With 12 athletes available to compete on the floor exercise and 13 on beam, Montuori not only choreographs each routine, she knows all of them.
“She can actually do all the girls’ routines as good as or probably better than they can in some cases. It’s a real gift,” Drass said.
To that charge, modesty strikes her again.
“It doesn’t seem remarkable to me,” she said, “it’s just something that I love and comes easy to me.”
The MU gymnasts have had great success with the routines Montuori has choreographed. The team’s floor routines set school records in 2002, 2003 and 2004, and Schwartzman’s beam routine was validated as among the best when she scored a perfect 10.0 in 2004. Montuori was also named South Central Regional Co-Assistant of the Year in 2004.
Driven on other levels
Montuori’s drive and hard work aren’t focused solely on gymnastics. After graduating from the University of Illinois-Chicago in 1996 with a communications degree, she entered the advertising business. Of course, she couldn’t get rid of her desire to keep gymnastics in her life. She worked evenings at a youth gymnastics club.
She says she was always confident she would want to get into coaching eventually. When her former college coach and mentor Peter Jansson recommended her to Drass, everything fell into place.
She had been looking for a graduate assistant position where she could pursue a master’s degree in journalism or a similar field. It just so happened that Missouri was looking for an assistant coach and had a great journalism school.
Now she’s been working on a broadcast journalism master’s degree for three years.
“With coaching full-time, it’s been really hard to get,” she says. “And as competitive and intense as the journalism program is, it’s been very difficult to do both. Because I take so much pride in my work here (as a coach), I’ve had to sometimes put school on the backburner to make sure that this part is done well.”
Montuori says that her aspiration to enter the media world stems from her love for gymnastics. She wants to use what she has learned in the academic environment to launch a new appreciation for the sport. Her degree, she hopes, will help her get the recognition that, in her mind, gymnastics deserves.

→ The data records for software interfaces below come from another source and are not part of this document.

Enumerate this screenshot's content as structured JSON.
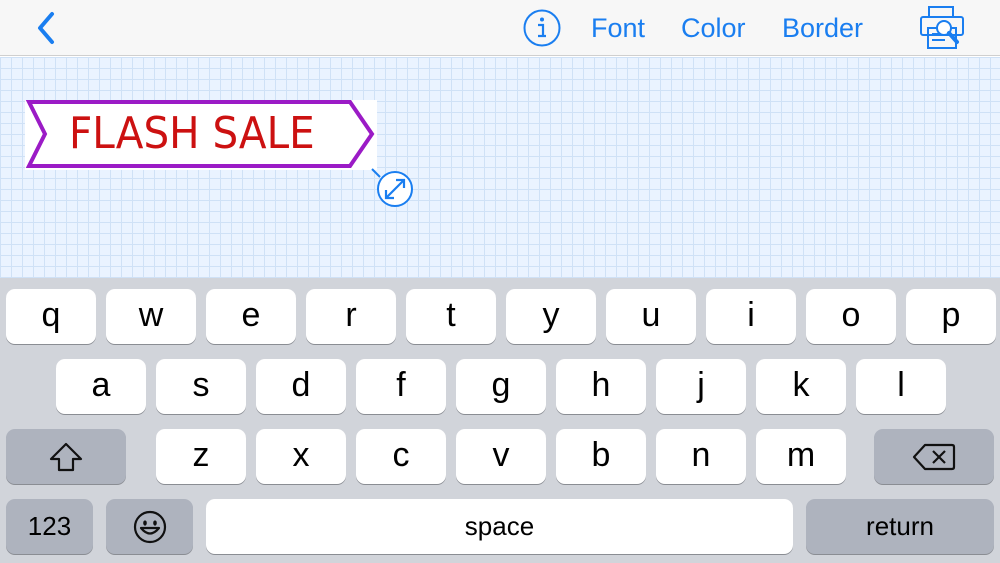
{
  "toolbar": {
    "back_icon": "chevron-left-icon",
    "info_icon": "info-circle-icon",
    "font_label": "Font",
    "color_label": "Color",
    "border_label": "Border",
    "print_icon": "print-preview-icon",
    "accent_color": "#1a7ef0"
  },
  "canvas": {
    "background": "#eaf3ff",
    "banner": {
      "text": "FLASH SALE",
      "text_color": "#cc1111",
      "border_color": "#9b1bc6"
    },
    "resize_icon": "resize-handle-icon"
  },
  "keyboard": {
    "row1": [
      "q",
      "w",
      "e",
      "r",
      "t",
      "y",
      "u",
      "i",
      "o",
      "p"
    ],
    "row2": [
      "a",
      "s",
      "d",
      "f",
      "g",
      "h",
      "j",
      "k",
      "l"
    ],
    "row3": [
      "z",
      "x",
      "c",
      "v",
      "b",
      "n",
      "m"
    ],
    "shift_icon": "shift-icon",
    "delete_icon": "delete-backspace-icon",
    "numbers_label": "123",
    "emoji_icon": "emoji-icon",
    "space_label": "space",
    "return_label": "return"
  }
}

“I am very passionate about gymnastics and the growth of our sport at the collegiate level,” she said.